She believed in public accountability and wouldn’t hesitate to pick up the phone and call me out when she believed my reporting was potentially harmful. She brought me back to the anchoring Journalism Code of Ethics, that of minimizing harm.
Mama Winnie also had a way to engage the media to roll the ball forward for the country’s cause whenever the opportunity presented itself. During one of the interviews I had with her while working for the Sowetan newspaper to document the impact of four generations of the Mandela Women – Mama Winnie, Zindzi, Zoleka and the late Zenani, she candidly spoke with maternal depth. When our conversation got to a point about caring for her children while Madiba was incarcerated, she looked me in the eye, and said: “All my life I have been married to two husbands.”
That right there was a goose bump moment for me, which left every bit of hair in my body standing.
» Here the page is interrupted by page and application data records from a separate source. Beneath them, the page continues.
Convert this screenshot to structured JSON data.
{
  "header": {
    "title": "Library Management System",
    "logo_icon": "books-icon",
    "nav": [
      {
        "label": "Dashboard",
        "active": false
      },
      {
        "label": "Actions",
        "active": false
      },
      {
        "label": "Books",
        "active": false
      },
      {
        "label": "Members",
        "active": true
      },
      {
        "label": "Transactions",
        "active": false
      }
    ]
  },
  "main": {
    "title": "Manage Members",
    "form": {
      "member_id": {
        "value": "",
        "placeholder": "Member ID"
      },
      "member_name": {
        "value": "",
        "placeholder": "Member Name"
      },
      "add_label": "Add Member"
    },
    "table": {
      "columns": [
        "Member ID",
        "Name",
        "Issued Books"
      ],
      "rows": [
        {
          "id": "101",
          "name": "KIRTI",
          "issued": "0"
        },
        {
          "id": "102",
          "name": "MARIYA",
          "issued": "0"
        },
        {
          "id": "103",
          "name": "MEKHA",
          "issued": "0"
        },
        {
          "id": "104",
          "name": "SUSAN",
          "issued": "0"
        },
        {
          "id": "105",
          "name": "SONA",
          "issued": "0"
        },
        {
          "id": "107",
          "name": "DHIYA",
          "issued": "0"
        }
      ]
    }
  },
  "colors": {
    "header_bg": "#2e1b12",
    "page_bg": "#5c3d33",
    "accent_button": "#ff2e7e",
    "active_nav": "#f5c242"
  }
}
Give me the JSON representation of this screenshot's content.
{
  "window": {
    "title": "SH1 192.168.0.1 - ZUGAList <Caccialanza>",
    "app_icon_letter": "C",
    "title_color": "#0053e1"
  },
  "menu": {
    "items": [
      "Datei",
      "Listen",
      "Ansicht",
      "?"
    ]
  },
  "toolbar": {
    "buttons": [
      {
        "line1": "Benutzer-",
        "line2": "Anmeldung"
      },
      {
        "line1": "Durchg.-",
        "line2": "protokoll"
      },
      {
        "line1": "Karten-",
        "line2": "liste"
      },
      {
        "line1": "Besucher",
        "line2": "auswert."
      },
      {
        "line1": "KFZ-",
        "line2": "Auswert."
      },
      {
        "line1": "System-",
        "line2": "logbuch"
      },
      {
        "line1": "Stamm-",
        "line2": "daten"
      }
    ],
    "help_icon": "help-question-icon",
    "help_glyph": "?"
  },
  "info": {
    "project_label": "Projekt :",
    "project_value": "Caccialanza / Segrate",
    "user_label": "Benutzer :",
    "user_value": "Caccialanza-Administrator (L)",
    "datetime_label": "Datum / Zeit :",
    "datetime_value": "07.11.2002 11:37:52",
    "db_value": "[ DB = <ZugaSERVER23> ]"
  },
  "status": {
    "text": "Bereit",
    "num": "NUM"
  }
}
When I prodded her further, she said, with a hint of that regal smile: “I meant an absent husband, on the account of his incarceration by the apartheid regime. My second husband will forever be the movement (ANC), until my people are fully liberated. I remain committed to the end.”
Her passing has forced the world to reflect on what a treasure Mama Winnie is to this country, a complex figure to those who think her passing is an “end of an era” but for those empowered by her resilience this marks the beginning of a new era. Hers is a life-story that has gifted generations of women (and men) with an undeniable legacy that should help us keep her undying spirit inspiring all of us to continue fighting for gender equality; it should spur us on to amplify HER voice, and celebrate the strength and resilience of her as a woman.
In my heart of hearts Mama Winnie will forever remain the hallmark of the women’s struggle for liberation. Lala ngoxolo Mama Nomzamo!!!!BACK TO TOP